Restaurant review - Foxholes, Leyland

Foxholes restaurant, Runshaw College - trio of beetroot
Foxholes restaurant, Runshaw College - trio of beetroot

I used to think that Foxholes restaurant based at Runshaw College was somewhat of a hidden gem.

But after trying to book a table a couple of months before the summer holidays earlier this year and being told that it was fully booked for the rest of the academic year, I realised that the word was out.

And it’s no surprise, because with top service, amazing food and ridiculously low prices, it’s certainly worth a visit.

My expectations were high after having to wait for months for a table, and I’ve been a few times over the last couple of years to the special theme nights, including a incredible Harry Potter evening, and have always been impressed.

On this occasion, my fellow diner and I were visiting on a regular Tuesday evening when the a-la-carte menu is on offer.

We began the night with a cocktail and beer from the bar before we were taken to our table in the contemporary yet homely restaurant.

We were spoilt for choice and had to spend a good deal of time trying to co-ordinate our orders so we could try the maximum amount of different foods available.

I opted for smoked salmon and scallop with a fishy arancini (rice ball with bread crumbs), which was something I’ve never had before, and was steaming hot and delicious.

The scallop was cooked beautifully and the salmon was slightly cooked so that it too was hot, and had good flavour.

Jack’s starter was a feast for the eyes - a trio of beetroot with goat’s cheese and walnut and almond brittle.

The brittle was sweet and crunchy and was an usual accompaniment to the slices and chunks of beetroot in my opinion, but was tasty nonetheless.

The cheese was creamy and the salad and sauce added further taste and texture.

The pork shoulder, belly and crackling caught my eye for the main course, but in the end I went for the loin of lamb wrapped in parma ham and a ‘crispy crumb’, served with a mini Lancashire hotpot and veg.

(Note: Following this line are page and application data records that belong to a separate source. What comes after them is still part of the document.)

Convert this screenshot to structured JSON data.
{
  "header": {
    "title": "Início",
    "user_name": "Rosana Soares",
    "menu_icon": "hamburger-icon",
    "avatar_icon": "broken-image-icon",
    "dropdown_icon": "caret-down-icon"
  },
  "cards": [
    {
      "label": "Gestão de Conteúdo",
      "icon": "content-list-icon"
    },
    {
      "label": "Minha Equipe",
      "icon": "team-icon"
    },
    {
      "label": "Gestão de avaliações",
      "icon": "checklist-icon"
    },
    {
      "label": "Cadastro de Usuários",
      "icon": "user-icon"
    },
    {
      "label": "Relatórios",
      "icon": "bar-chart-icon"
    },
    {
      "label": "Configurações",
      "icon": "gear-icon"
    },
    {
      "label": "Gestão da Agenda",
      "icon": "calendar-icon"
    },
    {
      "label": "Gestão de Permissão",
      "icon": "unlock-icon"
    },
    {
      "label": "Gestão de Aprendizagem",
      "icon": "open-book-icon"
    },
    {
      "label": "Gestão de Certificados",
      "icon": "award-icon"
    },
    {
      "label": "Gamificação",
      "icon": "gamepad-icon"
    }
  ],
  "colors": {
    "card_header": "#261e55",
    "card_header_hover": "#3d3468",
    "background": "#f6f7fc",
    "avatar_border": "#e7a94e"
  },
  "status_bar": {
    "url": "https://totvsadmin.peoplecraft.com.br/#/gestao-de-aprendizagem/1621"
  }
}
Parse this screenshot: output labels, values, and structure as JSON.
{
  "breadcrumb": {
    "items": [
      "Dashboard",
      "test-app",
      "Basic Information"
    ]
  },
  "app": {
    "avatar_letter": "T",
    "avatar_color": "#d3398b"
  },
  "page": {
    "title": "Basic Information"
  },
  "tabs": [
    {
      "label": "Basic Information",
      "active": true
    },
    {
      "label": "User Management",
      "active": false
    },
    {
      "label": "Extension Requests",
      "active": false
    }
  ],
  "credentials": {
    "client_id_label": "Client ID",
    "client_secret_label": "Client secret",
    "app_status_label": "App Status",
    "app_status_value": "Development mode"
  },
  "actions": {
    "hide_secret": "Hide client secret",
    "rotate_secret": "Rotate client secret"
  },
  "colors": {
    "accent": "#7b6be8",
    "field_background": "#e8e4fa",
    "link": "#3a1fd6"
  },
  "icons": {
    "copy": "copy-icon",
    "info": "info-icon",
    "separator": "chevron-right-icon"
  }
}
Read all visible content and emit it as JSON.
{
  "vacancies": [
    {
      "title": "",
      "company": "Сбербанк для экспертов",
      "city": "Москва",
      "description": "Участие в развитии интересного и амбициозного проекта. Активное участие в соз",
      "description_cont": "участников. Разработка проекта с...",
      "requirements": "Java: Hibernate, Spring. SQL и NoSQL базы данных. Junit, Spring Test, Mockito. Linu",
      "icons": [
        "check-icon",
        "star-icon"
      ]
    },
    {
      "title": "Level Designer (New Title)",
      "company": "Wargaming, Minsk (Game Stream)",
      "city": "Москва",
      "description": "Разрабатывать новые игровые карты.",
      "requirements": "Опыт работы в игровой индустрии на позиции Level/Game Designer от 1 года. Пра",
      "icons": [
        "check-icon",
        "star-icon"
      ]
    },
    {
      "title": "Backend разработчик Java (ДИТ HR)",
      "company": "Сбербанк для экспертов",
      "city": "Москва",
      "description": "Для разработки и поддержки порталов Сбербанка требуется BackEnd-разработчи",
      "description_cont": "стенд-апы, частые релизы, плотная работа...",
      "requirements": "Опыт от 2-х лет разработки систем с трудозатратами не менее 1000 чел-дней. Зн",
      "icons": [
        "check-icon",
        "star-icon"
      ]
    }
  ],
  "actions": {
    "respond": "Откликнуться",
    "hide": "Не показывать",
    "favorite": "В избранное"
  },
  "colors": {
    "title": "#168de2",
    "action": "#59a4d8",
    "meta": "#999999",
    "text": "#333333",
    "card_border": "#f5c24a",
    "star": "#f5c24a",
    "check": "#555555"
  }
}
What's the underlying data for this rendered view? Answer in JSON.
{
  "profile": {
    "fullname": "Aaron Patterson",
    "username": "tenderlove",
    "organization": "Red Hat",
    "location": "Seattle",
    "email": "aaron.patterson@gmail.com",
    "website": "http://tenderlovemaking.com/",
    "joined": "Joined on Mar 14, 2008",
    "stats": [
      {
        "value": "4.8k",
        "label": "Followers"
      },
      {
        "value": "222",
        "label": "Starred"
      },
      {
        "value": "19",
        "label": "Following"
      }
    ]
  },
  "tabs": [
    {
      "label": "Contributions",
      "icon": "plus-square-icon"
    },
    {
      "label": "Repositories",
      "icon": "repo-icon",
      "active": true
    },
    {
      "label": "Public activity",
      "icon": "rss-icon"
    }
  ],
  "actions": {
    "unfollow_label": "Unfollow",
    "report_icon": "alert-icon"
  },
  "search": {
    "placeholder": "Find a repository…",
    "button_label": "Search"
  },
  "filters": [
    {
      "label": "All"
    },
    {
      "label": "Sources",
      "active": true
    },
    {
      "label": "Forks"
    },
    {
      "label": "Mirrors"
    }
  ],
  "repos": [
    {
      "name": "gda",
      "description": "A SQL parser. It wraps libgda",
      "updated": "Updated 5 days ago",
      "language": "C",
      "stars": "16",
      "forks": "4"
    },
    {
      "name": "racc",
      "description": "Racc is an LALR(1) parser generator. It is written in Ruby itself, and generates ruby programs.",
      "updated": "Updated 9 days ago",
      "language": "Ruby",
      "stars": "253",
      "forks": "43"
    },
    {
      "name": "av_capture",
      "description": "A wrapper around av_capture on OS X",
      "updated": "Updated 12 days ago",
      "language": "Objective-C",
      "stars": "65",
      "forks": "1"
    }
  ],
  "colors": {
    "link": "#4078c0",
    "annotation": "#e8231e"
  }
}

All of the lamb was succulent and juicy, especially the chunks in the hotpot, which had a rich runny gravy - perfect to dip other parts of the meal in to!

A fancy baby tomato stuffed with leek and a creamy sauce, and a small pile of potato with onion added to the ‘wow’ factor.

I especially enjoyed the ‘crispy crumb’ coating which tasted like pie pastry.

Jack was equally pleased with his slow cooked blade of beef, which fell off the proverbial bone and melted in the mouth.

It was served with a steamed steak pudding, where the meat was succulent, but could have done with more gravy, and a large roasted potato which was fluffy and hot all the way through.

We don’t normally indulge in dessert – and admittedly we were pretty full – but at only £14.95 for three courses, we couldn’t resist.

At some places where the food is of a similarly high standard as Foxholes, you can pay that much for one course.

The reason for the low cost, I assume, is that the staff are all students who are training in cooking and hospitality, and whilst some waiting staff appeared slightly nervous, the service was faultless.

There’s even a wine expert who talks through your food choices and discusses your wine preferences before making her recommendations – a nice touch adding to a fine dining experience.

For pudding, I had a ‘hand-crafted’ black forest gateaux, and Jack went for the ‘custard feast’, including a mini cheesecake and bread and butter pudding, which we enjoyed.

- The bill, with six drinks, came to around £50.